WV Public Broadcasting Staff
Most Active Stories
- Sen. Manchin Calls Concealed Carry Permit Repeal 'Irresponsible', 'Dangerous'
- Breakfast As Politics: W.Va. Dems Raise Money for Food Bank After Canceled Conservative Fundraiser
- The 2015 Legislature's Final Hours
- What's Next, Clay County?—Nonstop Journey to a Better Tomorrow
- Pipeline Company Threatens Legal Action Against Survey Holdouts
Culture & History
Thu October 17, 2013
The Great Textbook War
Charleston native Trey Kay examines the 1974 textbook controversy in the radio documentary, “The Great Textbook War.”
In 1974, Kanawha County was the first battleground in the American culture wars. Controversy erupted over newly-adopted school textbooks.
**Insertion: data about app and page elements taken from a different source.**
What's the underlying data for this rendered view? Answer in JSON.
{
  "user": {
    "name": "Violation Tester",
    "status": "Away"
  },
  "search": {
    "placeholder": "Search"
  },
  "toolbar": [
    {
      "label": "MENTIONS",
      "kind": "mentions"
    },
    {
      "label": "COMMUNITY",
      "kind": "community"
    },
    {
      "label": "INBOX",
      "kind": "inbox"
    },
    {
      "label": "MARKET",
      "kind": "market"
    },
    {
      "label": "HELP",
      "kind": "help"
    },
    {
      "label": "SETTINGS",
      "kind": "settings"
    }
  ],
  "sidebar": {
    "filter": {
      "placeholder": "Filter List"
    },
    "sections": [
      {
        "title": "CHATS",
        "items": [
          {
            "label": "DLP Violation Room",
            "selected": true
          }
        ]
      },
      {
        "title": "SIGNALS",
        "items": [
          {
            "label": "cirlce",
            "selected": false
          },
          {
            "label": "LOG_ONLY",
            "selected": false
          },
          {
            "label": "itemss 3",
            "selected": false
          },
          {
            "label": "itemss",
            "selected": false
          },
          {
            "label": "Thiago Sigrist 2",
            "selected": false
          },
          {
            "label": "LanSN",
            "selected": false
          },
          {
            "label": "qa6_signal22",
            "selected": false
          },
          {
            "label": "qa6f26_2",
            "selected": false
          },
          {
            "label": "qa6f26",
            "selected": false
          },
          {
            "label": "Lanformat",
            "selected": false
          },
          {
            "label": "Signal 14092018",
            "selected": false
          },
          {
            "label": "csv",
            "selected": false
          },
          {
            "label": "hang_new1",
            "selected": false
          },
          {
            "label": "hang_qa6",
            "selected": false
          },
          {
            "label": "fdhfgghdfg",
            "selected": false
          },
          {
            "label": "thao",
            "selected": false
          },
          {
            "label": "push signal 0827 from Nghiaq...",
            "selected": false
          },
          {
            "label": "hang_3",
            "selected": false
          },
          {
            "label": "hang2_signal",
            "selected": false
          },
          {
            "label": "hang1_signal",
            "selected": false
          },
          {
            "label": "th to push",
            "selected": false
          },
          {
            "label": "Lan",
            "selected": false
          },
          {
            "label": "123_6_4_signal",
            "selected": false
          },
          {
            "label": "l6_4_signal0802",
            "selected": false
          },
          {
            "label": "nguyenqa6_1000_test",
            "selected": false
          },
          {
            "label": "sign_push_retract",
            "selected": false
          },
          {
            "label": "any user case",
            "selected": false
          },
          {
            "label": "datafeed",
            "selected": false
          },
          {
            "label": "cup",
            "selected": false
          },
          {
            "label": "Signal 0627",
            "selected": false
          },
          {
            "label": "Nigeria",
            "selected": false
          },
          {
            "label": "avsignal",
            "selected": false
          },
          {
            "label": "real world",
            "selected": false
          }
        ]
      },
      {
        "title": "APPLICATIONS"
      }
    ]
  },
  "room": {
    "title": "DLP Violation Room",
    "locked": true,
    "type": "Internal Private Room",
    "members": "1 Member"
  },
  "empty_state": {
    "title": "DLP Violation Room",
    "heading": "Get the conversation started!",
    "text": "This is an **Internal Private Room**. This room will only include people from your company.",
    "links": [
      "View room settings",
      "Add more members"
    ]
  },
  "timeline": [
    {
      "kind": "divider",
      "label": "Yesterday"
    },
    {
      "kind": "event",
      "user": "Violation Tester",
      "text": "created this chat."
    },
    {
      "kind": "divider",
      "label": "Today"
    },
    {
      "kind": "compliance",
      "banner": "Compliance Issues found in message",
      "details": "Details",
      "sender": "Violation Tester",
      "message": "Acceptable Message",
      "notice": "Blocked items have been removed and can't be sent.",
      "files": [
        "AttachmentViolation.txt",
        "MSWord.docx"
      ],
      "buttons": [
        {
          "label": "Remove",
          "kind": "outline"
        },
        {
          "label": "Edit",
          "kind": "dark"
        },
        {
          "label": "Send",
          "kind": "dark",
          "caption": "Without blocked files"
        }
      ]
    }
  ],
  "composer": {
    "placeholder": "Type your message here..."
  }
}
School buildings were hit by dynamite and Molotov cocktails, buses were riddled with bullets, journalists were beaten and surrounding coal mines were shut down by protesting miners.
Textbook opponents believed the books were teaching their children to question their authority, traditional values and the existence of God.
Textbook supporters said children needed to be exposed to a wide variety of beliefs and experiences, and taught to make their own decisions.
To stream the full piece, use the streaming player at the top of the page.